Vigilantes, or members of the community police, line up during a program to register their weapons and create a rural police in Paracuaro in Michoacan state
Vigilantes, or members of the community police, line up to register their weapons and create a rural police force in Paracuaro in Michoacan state.

"This is what will happen to those who support the Knights Templar," read a note left with the severed heads of four men outside a church in the troubled Mexican state of Michoacan.

Police said the heads found in the town of Zacan were covered by rubbish bags and belonged to men aged between 22 and 55, who may have been members of the feared drugs cartel. In recent months it has been locked in a struggle with gangs of armed locals.

In nearby Tinguindin, a mass grave containing 20 bodies was discovered. Police are attempting to establish when they were dumped in the pit.

It comes two days after two severed heads were left outside a bank in the town of Paracuaro, "For all those who switched sides," an accompanying note read, which has been interpreted as a warning to cartel snitches.

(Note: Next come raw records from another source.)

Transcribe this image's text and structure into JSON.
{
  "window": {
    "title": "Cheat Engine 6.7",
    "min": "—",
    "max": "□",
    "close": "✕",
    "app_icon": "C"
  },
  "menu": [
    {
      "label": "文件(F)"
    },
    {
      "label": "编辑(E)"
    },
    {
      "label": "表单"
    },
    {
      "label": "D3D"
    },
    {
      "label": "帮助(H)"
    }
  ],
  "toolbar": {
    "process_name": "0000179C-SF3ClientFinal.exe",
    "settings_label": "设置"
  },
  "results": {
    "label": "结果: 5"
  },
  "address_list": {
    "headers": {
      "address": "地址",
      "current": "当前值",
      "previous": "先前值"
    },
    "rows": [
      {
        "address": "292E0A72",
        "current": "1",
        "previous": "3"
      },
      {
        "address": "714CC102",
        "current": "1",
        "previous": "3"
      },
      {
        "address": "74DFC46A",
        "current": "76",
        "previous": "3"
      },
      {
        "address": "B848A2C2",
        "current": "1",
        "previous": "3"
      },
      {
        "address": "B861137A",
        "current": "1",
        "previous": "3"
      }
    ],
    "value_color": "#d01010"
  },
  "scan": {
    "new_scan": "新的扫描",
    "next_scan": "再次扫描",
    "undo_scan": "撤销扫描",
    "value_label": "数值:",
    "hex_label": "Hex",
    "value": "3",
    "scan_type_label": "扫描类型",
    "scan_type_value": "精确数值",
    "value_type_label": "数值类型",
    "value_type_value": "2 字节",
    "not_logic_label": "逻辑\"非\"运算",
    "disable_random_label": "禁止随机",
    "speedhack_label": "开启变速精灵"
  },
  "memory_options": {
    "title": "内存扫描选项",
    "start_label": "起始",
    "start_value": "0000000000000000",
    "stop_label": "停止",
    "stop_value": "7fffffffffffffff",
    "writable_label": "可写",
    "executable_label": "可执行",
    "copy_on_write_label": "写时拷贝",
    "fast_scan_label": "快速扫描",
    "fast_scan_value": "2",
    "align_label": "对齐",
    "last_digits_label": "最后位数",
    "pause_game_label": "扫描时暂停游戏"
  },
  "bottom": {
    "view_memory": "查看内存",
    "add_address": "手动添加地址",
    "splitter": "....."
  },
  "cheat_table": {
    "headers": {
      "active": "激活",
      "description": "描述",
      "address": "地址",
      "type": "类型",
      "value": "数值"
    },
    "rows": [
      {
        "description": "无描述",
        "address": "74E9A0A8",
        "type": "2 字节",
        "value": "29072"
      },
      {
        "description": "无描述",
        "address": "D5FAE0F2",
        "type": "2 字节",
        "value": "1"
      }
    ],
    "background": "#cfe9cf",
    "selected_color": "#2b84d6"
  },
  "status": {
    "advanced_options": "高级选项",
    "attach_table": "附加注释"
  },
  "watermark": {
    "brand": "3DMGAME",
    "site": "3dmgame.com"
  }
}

Earlier this week Mexican president Enrique Pena Nieto pledged to spend $3 billion on infrastructure projects in the province to boost the economy and reverse "institutional weakness".

The state had been turned into a hub for the production and exportation of methamphetamine and other drugs by the Knights Templar, who are named after the order of medieval knights and operate according to a quasi-religious code.

Gangs of locals tired of years of extortion and the corruption of local police and law enforcement took up arms against the Knights Templar last year, driving them out of several towns and villages, and laying siege to their stronghold in Apatzingan.

In mid-January thousands of federal police were deployed in the state, and after initially being called on to disband, the militias have now been given permission to retain their weapons if they register with the military and work alongside the police.